=== DATA SUPPLIED ===

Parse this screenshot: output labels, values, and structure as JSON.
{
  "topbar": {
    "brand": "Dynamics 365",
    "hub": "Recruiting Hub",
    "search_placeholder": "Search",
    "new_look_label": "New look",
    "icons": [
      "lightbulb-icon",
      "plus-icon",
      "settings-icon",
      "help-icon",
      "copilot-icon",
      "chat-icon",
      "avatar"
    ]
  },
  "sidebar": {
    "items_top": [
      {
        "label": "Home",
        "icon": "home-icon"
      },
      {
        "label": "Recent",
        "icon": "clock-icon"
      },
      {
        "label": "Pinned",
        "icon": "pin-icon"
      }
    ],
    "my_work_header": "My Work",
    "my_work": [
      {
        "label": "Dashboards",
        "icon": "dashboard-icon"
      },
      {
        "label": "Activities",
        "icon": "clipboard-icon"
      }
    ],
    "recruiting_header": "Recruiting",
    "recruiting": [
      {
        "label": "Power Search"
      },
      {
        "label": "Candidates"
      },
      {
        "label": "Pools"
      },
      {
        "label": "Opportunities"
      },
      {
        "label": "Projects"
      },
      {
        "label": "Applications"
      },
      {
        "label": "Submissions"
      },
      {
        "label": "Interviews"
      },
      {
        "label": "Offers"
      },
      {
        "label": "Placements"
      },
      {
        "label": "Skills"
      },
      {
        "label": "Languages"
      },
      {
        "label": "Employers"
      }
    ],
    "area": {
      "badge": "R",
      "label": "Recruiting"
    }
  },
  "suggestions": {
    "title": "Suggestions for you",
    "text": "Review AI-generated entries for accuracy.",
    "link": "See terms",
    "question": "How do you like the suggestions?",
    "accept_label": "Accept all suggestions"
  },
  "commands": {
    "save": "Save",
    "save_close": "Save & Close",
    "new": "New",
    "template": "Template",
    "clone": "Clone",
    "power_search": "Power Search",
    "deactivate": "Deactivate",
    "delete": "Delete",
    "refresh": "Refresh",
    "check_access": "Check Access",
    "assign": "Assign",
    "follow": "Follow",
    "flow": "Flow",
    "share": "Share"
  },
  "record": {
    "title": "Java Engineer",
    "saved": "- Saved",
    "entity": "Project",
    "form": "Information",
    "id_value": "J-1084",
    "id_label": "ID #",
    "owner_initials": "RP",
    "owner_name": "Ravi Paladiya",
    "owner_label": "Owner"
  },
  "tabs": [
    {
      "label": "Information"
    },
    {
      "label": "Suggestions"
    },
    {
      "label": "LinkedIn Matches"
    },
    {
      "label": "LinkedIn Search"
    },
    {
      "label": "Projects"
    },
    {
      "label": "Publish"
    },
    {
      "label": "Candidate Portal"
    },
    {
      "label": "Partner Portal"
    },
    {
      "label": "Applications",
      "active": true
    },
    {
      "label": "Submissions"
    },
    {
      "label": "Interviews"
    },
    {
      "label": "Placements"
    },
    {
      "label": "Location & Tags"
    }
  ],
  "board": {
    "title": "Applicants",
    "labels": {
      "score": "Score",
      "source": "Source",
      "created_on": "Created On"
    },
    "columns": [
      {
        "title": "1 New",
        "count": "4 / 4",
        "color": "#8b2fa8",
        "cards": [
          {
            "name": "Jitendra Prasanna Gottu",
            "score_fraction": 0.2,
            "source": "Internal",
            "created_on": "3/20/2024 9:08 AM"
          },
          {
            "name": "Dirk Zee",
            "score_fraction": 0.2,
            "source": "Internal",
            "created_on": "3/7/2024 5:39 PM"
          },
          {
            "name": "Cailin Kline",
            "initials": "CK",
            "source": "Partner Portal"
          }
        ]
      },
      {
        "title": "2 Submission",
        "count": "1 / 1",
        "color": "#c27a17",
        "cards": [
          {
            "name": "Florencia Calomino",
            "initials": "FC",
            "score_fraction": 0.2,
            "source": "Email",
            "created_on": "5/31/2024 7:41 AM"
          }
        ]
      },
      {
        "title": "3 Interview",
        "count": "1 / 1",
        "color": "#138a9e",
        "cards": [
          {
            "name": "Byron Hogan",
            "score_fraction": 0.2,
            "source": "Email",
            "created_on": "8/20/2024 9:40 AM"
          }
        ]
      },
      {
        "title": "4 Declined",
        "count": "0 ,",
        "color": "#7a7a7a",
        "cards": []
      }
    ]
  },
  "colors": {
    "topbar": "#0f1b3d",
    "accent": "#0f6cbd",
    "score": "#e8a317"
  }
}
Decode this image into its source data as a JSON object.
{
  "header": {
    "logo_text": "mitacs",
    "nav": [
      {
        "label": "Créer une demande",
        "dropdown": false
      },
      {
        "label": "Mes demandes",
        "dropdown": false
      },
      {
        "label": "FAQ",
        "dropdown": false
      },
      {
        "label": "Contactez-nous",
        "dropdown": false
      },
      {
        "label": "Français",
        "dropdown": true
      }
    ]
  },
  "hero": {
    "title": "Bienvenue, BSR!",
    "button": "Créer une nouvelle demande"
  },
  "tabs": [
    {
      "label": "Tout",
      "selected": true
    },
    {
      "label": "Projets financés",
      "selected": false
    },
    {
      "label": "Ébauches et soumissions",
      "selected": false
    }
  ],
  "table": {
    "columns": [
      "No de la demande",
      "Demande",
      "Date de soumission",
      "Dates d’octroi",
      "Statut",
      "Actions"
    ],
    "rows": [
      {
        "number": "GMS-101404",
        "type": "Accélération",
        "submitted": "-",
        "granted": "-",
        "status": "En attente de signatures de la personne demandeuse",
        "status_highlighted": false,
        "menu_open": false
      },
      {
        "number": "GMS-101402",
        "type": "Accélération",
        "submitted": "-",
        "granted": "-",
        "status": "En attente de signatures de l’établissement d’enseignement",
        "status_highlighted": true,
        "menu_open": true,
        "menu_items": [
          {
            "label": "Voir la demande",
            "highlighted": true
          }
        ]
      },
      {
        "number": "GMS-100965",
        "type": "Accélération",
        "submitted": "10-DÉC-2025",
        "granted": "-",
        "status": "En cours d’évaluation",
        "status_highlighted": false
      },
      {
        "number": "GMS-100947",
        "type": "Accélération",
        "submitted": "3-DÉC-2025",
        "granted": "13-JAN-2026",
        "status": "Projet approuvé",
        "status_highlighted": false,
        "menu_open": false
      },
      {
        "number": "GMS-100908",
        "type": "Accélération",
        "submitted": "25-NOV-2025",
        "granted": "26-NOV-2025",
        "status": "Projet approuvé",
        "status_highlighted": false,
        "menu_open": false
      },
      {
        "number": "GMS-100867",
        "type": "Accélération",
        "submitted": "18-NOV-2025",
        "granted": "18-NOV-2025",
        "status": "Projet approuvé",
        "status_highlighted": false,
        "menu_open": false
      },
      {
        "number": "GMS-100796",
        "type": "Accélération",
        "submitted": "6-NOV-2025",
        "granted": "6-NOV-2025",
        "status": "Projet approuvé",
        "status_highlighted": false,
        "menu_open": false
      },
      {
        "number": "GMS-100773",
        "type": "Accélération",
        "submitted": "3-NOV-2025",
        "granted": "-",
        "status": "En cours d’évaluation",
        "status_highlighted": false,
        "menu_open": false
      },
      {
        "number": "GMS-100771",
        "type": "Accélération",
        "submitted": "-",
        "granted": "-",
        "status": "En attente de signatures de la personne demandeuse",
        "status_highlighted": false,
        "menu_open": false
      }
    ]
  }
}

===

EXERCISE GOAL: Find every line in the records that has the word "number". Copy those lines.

RESPONSE BELOW:
        "number": "GMS-101404",
        "number": "GMS-101402",
        "number": "GMS-100965",
        "number": "GMS-100947",
        "number": "GMS-100908",
        "number": "GMS-100867",
        "number": "GMS-100796",
        "number": "GMS-100773",
        "number": "GMS-100771",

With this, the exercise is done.